Legislation includes COVID-19 relief, police and criminal justice reform
RICHMOND, VA—Today, six additional bills introduced by House Democrats were approved by the House of Delegates and will be conveyed to the governor. In total, 19 House Democratic Caucus bills have been passed by both the House and Senate during the 2020 Special Session.
House Democrats’ approved measures will provide COVID-19 relief, make improvements in policing and criminal justice, and build equity throughout the Commonwealth — as outlined in the House Democratic Caucus’ priorities at the start of the Special Session.
House Democratic Leadership released the following statements:
“Today we are one step closer to completing our Special Session and delivering on our pledge to provide a strong response to COVID-19, as well as address police and criminal justice reform,” said Virginia Speaker of the House Eileen Filler-Corn. “I am proud of what the General Assembly has accomplished thus far — we will finish our work and fulfill our promise to Virginians.”
“This legislation is the result of hard work and collaboration among Democrats in both chambers; we share the goal of helping Virginians suffering from COVID-19, financial distress due to the pandemic, and racial inequalities and injustices,” said House Democratic Majority Leader Charniele Herring. “House Democrats seized the opportunity during Special Session to tackle both long-overdue problems and catastrophic new ones, to make Virginia a better place to live, work, and raise a family. We will continue to work together to address the suffering radiating throughout the Commonwealth, during the remainder of the Special Session and in 2021.”
“The House Democratic Caucus listened to our constituents before the Special Session, and we acted. At a time when Virginians are facing crises related to health, the economy, and racial justice, we came together to hear input from experts, advocates, and citizens to legislate carefully and effectively,” said House Democratic Caucus Chair Rip Sullivan. “These are uncertain and unprecedented times, but Virginians can rely on House Democrats to work hard for all Virginians with every bill we pass and every dollar in our balanced budget.”
Here is a summary of the House Democrats’ legislation passed by the General Assembly during Special Session:
- HB 5046 (Adams) Advancing innovations in telehealth.
- HB 5047 (Murphy) Prohibits manufacturers or distributors from selling necessary goods or services at an unconscionable price during a declared state of emergency.
- HB 5048 (Sickles) Mandating transparency requirements for congregate-care facilities during a public health emergency.
- HB 5059 (Willett) Providing certain liability protection for assisted living facilities in relation to COVID-19.

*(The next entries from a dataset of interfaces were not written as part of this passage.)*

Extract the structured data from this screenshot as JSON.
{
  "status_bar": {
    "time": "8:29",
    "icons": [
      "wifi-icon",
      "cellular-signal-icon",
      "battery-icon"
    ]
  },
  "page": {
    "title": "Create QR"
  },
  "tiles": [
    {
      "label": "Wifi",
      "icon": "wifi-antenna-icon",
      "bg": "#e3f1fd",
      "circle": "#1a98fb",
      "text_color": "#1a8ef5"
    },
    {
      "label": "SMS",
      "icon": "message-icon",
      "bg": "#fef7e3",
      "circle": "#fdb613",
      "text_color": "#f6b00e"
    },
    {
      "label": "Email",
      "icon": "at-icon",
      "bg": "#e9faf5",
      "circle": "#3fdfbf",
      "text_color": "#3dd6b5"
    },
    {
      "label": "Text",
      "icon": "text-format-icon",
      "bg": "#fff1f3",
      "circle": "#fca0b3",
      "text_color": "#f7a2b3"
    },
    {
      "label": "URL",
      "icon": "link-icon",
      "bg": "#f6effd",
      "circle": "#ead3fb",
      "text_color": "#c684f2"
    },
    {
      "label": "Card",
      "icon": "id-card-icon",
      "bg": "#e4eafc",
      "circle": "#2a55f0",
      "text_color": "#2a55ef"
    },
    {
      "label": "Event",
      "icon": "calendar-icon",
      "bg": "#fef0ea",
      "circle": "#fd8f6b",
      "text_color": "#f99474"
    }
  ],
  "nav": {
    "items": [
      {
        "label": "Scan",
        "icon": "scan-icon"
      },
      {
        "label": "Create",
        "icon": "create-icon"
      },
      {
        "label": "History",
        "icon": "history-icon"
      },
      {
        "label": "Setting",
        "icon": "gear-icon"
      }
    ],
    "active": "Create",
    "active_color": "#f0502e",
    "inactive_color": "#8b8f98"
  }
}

- HB 5087 (Tran) Removing the sunset clause on Virginia’s short-term compensation program (work-sharing) to facilitate eligibility for CARES Act funds.
- HB 5093 (Watts) Granting flexibility in enforcing executive orders through civil penalty. Under current law, the only penalty for such a violation is a Class 1 misdemeanor.
- HB 5113 (Roem) Ensuring local school board participation in the federal Community Eligibility Provision (CEP) no-cost breakfast and lunch program.
- HB 5115 (Price) Protecting housing security for individuals and families negatively impacted by COVID-19.
Policing and Criminal Justice Reform
- HB 5029 (McQuinn) Mandating the duty of one officer to intervene to stop use of excessive force by another officer.
- HB 5045 (Delaney) Banning sexual relations between officers and arrestees.
- HB 5051 (Simon) Requiring decertification of a law enforcement officer who is terminated or resigns for violation of law, serious misconduct in violation of statewide standards of conduct, or during an internal investigation.
- HB 5058 (Hope) Eliminates certain vehicle equipment offenses or the odor of marijuana as pretexts for a stop or search by law enforcement.
- HB 5062 (Mullin) Codifying prosecutorial ability to dismiss charges.
- HB 5069 (Carroll Foy) Banning the use of neck restraints by law enforcement except if immediately necessary to protect the officer or another person.
- HB 5072 (Lopez) Empowering the Attorney General to conduct “pattern or practice” investigations of police forces that appear to be violating constitutional rights, including unlawful discrimination.
- HB 5098 (Askew) Expanding the definition of hate crimes to include false 911 calls or reports to law enforcement against another person made on the basis of race, religious conviction, gender, disability, gender identity, sexual orientation, color, or national origin.
- HB 5108 (Guzman) Diversifying the Department of Criminal Justice Services’ Committee on Training.
- HB 5109 (Hope) Standardizing and enhancing training by criminal justice academies and establishing required in-service training standards for law enforcement officers.
Making Virginia a more Equitable Place
- HB 5052 (Bagby) Codifying Juneteenth as an official holiday in the Commonwealth of Virginia.